Commercial Division Blog
Court Sets Hearing For Determination of Attorney Charging Lien
In a Decision and Order, dated October 3, 2023, in Seymour v. Hovnanian., Index No. 154579/2016, Justice Melissa Crane set a hearing on plaintiff’s former counsel’s motion to enforce its statutory charging lien. The Court explained:
Thus, because the nature of TKD's discharge is disputed, a hearing is needed to determine whether TKD has an enforceable charging lien (see e.g. 1B Carmody-Wait 2d § 3:581 ["Where a charging lien is asserted, the attorney is entitled to a prompt hearing to fix the amount of the lien."]). The hearing must also determine the amount of attorneys' fees TKD is due, if any. Plaintiffs did not countersign the retainer agreement that TKD submitted in support of this motion and, in any event, plaintiffs disputed the invoices when they were sent and continue to dispute those invoices now.
The court rejects TKD's argument that it is entitled to recover its fees under an account stated theory. First, TKD did not commence a separate plenary proceeding to recover the unpaid fees, although it could have done so under Judiciary Law§ 475. Instead, it interposed this application in the parties' long-delayed lawsuit. TKD is entitled to recover its reasonable attorneys' fees in quantum meruit, if at all, following an evidentiary hearing (see Chadbourne & Parke, LLP v AB Recur Finans, 18 AD3d 222,223 [1st Dept 2005]; see also e.g. Campagna/av Mulholland, Minion & Roe, 76 NY2d 38, 44  ["Where that discharge is without cause, the attorney is limited to recovering in quantum meruit the reasonable value of the services rendered."]).

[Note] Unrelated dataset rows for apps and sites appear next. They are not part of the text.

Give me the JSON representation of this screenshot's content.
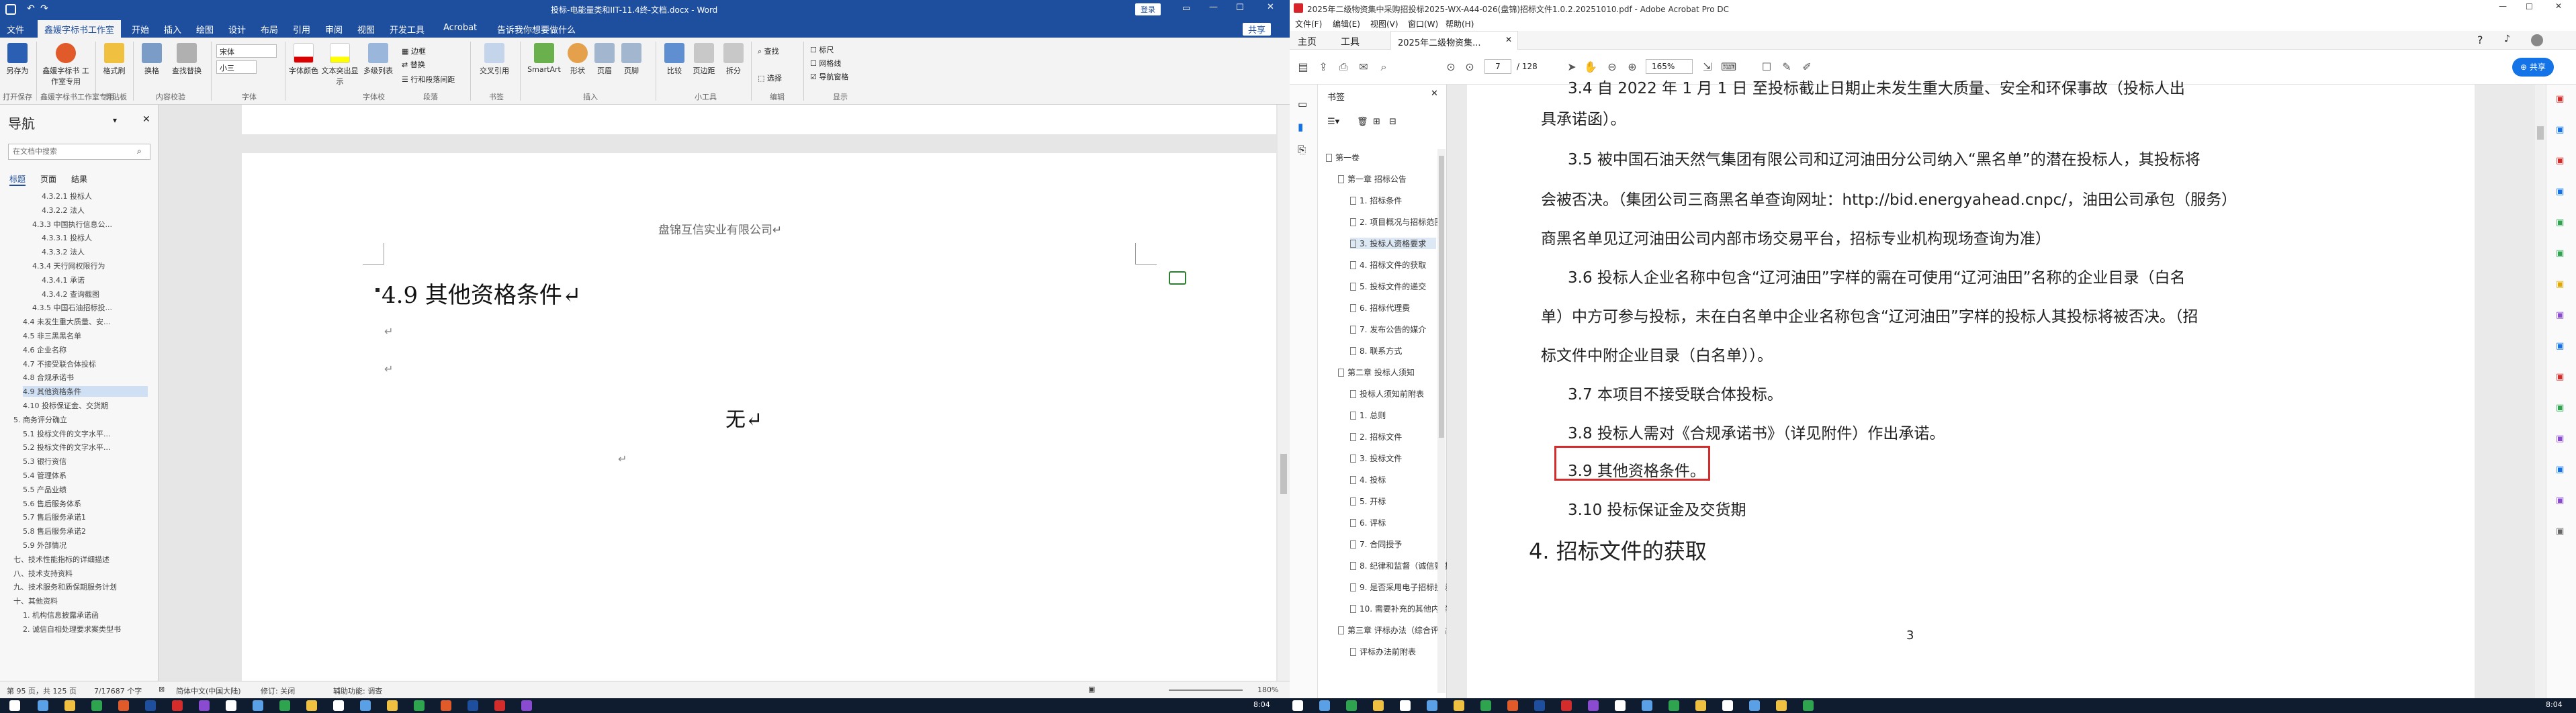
{
  "word": {
    "title": "投标-电能量类和IIT-11.4终-文档.docx - Word",
    "title_btn": "登录",
    "share": "共享",
    "tabs": [
      "文件",
      "鑫媛字标书工作室",
      "开始",
      "插入",
      "绘图",
      "设计",
      "布局",
      "引用",
      "审阅",
      "视图",
      "开发工具",
      "Acrobat",
      "告诉我你想要做什么"
    ],
    "ribbon": {
      "buttons": [
        "另存为",
        "鑫媛字标书\n工作室专用",
        "格式刷",
        "换格",
        "查找替换",
        "字体颜色",
        "文本突出显示",
        "多级列表",
        "交叉引用",
        "SmartArt",
        "形状",
        "页眉",
        "页脚",
        "比较",
        "页边距",
        "拆分",
        "导航窗格"
      ],
      "font_name": "宋体",
      "font_size": "小三",
      "border_label": "边框",
      "replace_label": "替换",
      "select_label": "选择",
      "find_label": "查找",
      "line_spacing_label": "行和段落间距",
      "check_ruler": "标尺",
      "check_grid": "网格线",
      "check_nav": "导航窗格",
      "groups": [
        "打开保存",
        "鑫媛字标书工作室专用",
        "剪贴板",
        "内容校验",
        "字体",
        "字体校",
        "段落",
        "书签",
        "插入",
        "小工具",
        "编辑",
        "显示"
      ]
    },
    "nav": {
      "title": "导航",
      "search_placeholder": "在文档中搜索",
      "tabs": [
        "标题",
        "页面",
        "结果"
      ],
      "items": [
        "4.3.2.1 投标人",
        "4.3.2.2 法人",
        "4.3.3 中国执行信息公...",
        "4.3.3.1 投标人",
        "4.3.3.2 法人",
        "4.3.4 天行网权限行为",
        "4.3.4.1 承诺",
        "4.3.4.2 查询截图",
        "4.3.5 中国石油招标投...",
        "4.4 未发生重大质量、安...",
        "4.5 非三黑黑名单",
        "4.6 企业名称",
        "4.7 不接受联合体投标",
        "4.8 合规承诺书",
        "4.9 其他资格条件",
        "4.10 投标保证金、交货期",
        "5. 商务评分确立",
        "5.1 投标文件的文字水平...",
        "5.2 投标文件的文字水平...",
        "5.3 银行资信",
        "5.4 管理体系",
        "5.5 产品业绩",
        "5.6 售后服务体系",
        "5.7 售后服务承诺1",
        "5.8 售后服务承诺2",
        "5.9 外部情况",
        "七、技术性能指标的详细描述",
        "八、技术支持资料",
        "九、技术服务和质保期服务计划",
        "十、其他资料",
        "1. 机构信息披露承诺函",
        "2. 诚信自相处理要求案类型书"
      ]
    },
    "page": {
      "header": "盘锦互信实业有限公司↵",
      "heading": "4.9  其他资格条件↵",
      "empty1": "↵",
      "empty2": "↵",
      "body": "无↵",
      "empty3": "↵"
    },
    "status": {
      "page": "第 95 页，共 125 页",
      "words": "7/17687 个字",
      "lang": "简体中文(中国大陆)",
      "track": "修订: 关闭",
      "access": "辅助功能: 调查",
      "zoom": "180%"
    }
  },
  "pdf": {
    "title": "2025年二级物资集中采购招投标2025-WX-A44-026(盘锦)招标文件1.0.2.20251010.pdf - Adobe Acrobat Pro DC",
    "menu": [
      "文件(F)",
      "编辑(E)",
      "视图(V)",
      "窗口(W)",
      "帮助(H)"
    ],
    "tabs": [
      "主页",
      "工具",
      "2025年二级物资集..."
    ],
    "page_num": "7",
    "page_total": "/ 128",
    "zoom": "165%",
    "share": "共享",
    "bookmarks_title": "书签",
    "bookmarks": [
      {
        "label": "第一卷",
        "indent": 0
      },
      {
        "label": "第一章  招标公告",
        "indent": 1
      },
      {
        "label": "1. 招标条件",
        "indent": 2
      },
      {
        "label": "2. 项目概况与招标范围",
        "indent": 2
      },
      {
        "label": "3. 投标人资格要求",
        "indent": 2
      },
      {
        "label": "4. 招标文件的获取",
        "indent": 2
      },
      {
        "label": "5. 投标文件的递交",
        "indent": 2
      },
      {
        "label": "6. 招标代理费",
        "indent": 2
      },
      {
        "label": "7. 发布公告的媒介",
        "indent": 2
      },
      {
        "label": "8. 联系方式",
        "indent": 2
      },
      {
        "label": "第二章  投标人须知",
        "indent": 1
      },
      {
        "label": "投标人须知前附表",
        "indent": 2
      },
      {
        "label": "1. 总则",
        "indent": 2
      },
      {
        "label": "2. 招标文件",
        "indent": 2
      },
      {
        "label": "3. 投标文件",
        "indent": 2
      },
      {
        "label": "4. 投标",
        "indent": 2
      },
      {
        "label": "5. 开标",
        "indent": 2
      },
      {
        "label": "6. 评标",
        "indent": 2
      },
      {
        "label": "7. 合同授予",
        "indent": 2
      },
      {
        "label": "8. 纪律和监督（诚信要求）",
        "indent": 2
      },
      {
        "label": "9. 是否采用电子招标投标",
        "indent": 2
      },
      {
        "label": "10. 需要补充的其他内容",
        "indent": 2
      },
      {
        "label": "第三章  评标办法（综合评估法）",
        "indent": 1
      },
      {
        "label": "评标办法前附表",
        "indent": 2
      }
    ],
    "content": {
      "l0": "3.4 自 2022 年 1 月 1 日 至投标截止日期止未发生重大质量、安全和环保事故（投标人出",
      "l1": "具承诺函）。",
      "l2": "3.5 被中国石油天然气集团有限公司和辽河油田分公司纳入“黑名单”的潜在投标人，其投标将",
      "l3": "会被否决。（集团公司三商黑名单查询网址：http://bid.energyahead.cnpc/，油田公司承包（服务）",
      "l4": "商黑名单见辽河油田公司内部市场交易平台，招标专业机构现场查询为准）",
      "l5": "3.6 投标人企业名称中包含“辽河油田”字样的需在可使用“辽河油田”名称的企业目录（白名",
      "l6": "单）中方可参与投标，未在白名单中企业名称包含“辽河油田”字样的投标人其投标将被否决。（招",
      "l7": "标文件中附企业目录（白名单））。",
      "l8": "3.7 本项目不接受联合体投标。",
      "l9": "3.8 投标人需对《合规承诺书》（详见附件）作出承诺。",
      "l10": "3.9 其他资格条件。",
      "l11": "3.10 投标保证金及交货期",
      "h4": "4. 招标文件的获取",
      "pagenum": "3"
    }
  },
  "taskbar": {
    "time": "8:04",
    "time2": "8:04"
  },
  "colors": {
    "word_blue": "#1e4e9e",
    "highlight_red": "#d42b2b",
    "acrobat_blue": "#1473e6"
  }
}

The court also rejects plaintiffs' argument that any attorneys' fees awarded should be paid by the defendants' insurance companies pursuant to the underlying license agreement. Judiciary Law§ 475 states that "the attorney who appears for a party has a lien upon his or her client's cause of action, claim or counterclaim, which attaches to a verdict, rep ort, determination, decision, award, settlement, judgment or final order in his or her client's favor, and the proceeds thereof in whatever hands they may come." Here, the lien, if it is enforceable, attaches to the interlocutory judgment entered in favor of plaintiffs.
Finally, the court denies TKD's request for its costs and fees in making this motion. "Where an attorney brings a motion to establish and enforce a charging lien under the Judiciary Law, the court has no power to award the attorney counsel fees for the sums expended in bringing the action" (1B Carmody-Wait 2d § 3:579, citing Ajar v Ajar, 207 AD2d 469,471 [2d Dept 1994] [holding that fees cannot be recovered for a motion to establish and enforce a charging lien pursuant to Judiciary Law§475]).
Contact the Commercial Division Blog Committee at firstname.lastname@example.org if you or a client have questions concerning charging liens or attorneys’ fees.